If you check the dipstick and there’s no moisture in them, your oil has no foam formed in them. Similarly, if you check the radiator cap and it’s dry then there’s no white foam in radiator coolant.
Step 2: Scrape or Wipe off the Impurities of the Blown Part
You’ll notice inside the gasket that there are impurities like oil that have formed. These parts actually contribute to the leakage of the gas in the gasket. Even though they’ll look like rust, you can wipe those off easily.
Use a bit of cleaner and clean it. However, don’t overdo it. Also, never put any kind of bandage or other materials to wipe off the particles.
Method 2: Getting Air Out Of The Radiator
By now, you should know that if there’s air inside your radiator, it can also contribute to foams forming as well. So, it’s essential that you get all the air out of the radiator. Here’s how you can do it:
Step 1: Put the Funnel Attached to a T-shirt
Firstly, put a funnel on the radiator cap and attach a t-shirt to it. The t-shirt mainly catches all the dirt and debris.
After that, pour in fresh coolant through the funnel into the radiator cap.
Step 2: Start the Car
Following the previous step, start the engine of your car. By doing this, you’ll notice that the air is coming out of the radiators. The air comes out in the form of bubbles. So, it’ll be easy to notice that.
Step 3: Close the Cap
Lastly, the air will come out of the radiator cap. But wait, before you end the process, close off the cap tightly so that no more air enters inside the radiator.
Method 3: Clearing the Cooling Air System
The air system needs to be cleared. This is because the system gets mixed with corrosion to form foams inside the radiator. Even if you put a new coolant inside the radiator, it’ll still get mixed with the corrosion.
If you want to get rid of the foam in radiator, then pay attention.
So, let’s clear the cooling system by following the steps below:
Step 1: Start the Engine
Firstly, turn on your car by starting the engines. Keep the engines on and go to the front. You’ll see bubbles in the radiators.
Step 2: Keep the Engine On & Notice the Air Bubbles
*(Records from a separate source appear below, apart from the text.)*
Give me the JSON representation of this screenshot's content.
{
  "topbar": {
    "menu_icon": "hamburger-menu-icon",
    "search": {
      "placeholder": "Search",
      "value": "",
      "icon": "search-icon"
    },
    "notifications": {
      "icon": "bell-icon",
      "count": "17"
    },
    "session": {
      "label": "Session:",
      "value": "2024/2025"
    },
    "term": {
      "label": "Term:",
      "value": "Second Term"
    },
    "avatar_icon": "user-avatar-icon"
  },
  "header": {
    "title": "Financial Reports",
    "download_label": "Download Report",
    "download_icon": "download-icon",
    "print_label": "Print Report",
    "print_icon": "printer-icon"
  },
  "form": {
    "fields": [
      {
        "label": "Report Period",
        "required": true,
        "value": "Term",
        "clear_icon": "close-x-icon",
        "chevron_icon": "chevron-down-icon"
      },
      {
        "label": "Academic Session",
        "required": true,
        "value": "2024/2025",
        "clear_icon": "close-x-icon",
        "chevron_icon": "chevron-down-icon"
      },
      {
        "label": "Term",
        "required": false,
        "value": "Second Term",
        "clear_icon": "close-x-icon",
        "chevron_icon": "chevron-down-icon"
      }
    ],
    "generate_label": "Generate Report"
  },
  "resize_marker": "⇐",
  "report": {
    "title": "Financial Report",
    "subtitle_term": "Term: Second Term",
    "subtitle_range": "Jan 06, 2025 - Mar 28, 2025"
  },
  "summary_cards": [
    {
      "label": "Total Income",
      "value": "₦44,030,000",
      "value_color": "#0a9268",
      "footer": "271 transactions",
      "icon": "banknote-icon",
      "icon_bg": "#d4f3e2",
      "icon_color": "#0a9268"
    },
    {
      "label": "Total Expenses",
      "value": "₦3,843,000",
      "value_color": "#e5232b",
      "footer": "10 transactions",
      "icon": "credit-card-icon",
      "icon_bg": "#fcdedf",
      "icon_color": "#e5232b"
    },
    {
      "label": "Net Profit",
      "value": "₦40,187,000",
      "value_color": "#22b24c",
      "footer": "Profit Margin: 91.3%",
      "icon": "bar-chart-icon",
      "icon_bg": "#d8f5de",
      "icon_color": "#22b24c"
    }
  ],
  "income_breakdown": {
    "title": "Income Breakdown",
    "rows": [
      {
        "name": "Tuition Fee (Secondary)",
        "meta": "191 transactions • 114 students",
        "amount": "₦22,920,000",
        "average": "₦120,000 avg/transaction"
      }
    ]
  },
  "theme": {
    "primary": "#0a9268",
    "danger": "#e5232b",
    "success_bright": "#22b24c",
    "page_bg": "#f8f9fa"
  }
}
After you keep the engine on for some time, you’ll notice the air bubbles working their way up on the radiators.
Step 3: Flush and Refill in Fresh Coolant
By pouring in fresh coolant in and out, the bubbles start to form in the radiator. Also, keep the engine on and the bubbles will eventually come out themselves.
Thus, by pouring in fresh new coolant, you’re eliminating any bit of rust or impurities in the radiator. You can also refer to this method as the radiator flush. However, make sure to check out if there’s no heat after the coolant flush.
Frequently Asked Questions
It means that your engine is hitting the combustion cycle and it’s heating up to form the coolant.
Yes, if you don’t want to replace the gasket, you can fix them.
That’s all we have for you. Hopefully, by reading this article, you’ll now know what to do when there’s foam in the radiator.
At the end of the day, make sure the radiator caps are tight and you’re not using worn-out chemicals. So, why don’t you try these methods for yourself? Good Luck.
- 1 What Causes Foam in Radiator Reservoir?
- 2 The Fixing Guide
- 2.1 Tools
- 2.2 Method 1: Blown Up Gasket Repair
- 2.3 Method 2: Getting Air Out Of The Radiator
- 2.4 Method 3: Clearing the Cooling Air System
- 2.5 Frequently Asked Questions
- 2.6 Wrapping Up